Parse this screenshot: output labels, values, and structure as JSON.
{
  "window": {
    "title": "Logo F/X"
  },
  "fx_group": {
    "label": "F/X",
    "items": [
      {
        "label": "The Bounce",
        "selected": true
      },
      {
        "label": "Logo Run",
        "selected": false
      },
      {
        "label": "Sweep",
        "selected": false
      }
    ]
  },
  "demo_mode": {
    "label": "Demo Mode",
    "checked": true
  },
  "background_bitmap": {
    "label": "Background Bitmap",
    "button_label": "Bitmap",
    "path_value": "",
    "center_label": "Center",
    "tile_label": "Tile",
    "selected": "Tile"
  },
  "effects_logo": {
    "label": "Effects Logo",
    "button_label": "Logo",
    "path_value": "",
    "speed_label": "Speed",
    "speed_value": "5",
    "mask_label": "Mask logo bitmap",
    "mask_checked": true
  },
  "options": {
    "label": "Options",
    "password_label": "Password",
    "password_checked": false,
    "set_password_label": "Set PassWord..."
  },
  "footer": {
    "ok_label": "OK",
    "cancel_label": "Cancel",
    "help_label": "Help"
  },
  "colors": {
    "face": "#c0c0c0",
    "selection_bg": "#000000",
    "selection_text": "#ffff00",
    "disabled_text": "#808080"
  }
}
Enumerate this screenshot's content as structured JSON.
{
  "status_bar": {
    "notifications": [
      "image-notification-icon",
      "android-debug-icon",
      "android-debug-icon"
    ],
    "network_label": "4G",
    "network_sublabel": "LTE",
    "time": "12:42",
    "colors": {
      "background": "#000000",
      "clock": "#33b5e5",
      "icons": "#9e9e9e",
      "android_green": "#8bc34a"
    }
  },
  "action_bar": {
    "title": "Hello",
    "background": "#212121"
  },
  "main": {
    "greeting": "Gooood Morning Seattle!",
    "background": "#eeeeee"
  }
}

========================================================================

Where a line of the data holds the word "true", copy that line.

        "selected": true
    "checked": true
    "mask_checked": true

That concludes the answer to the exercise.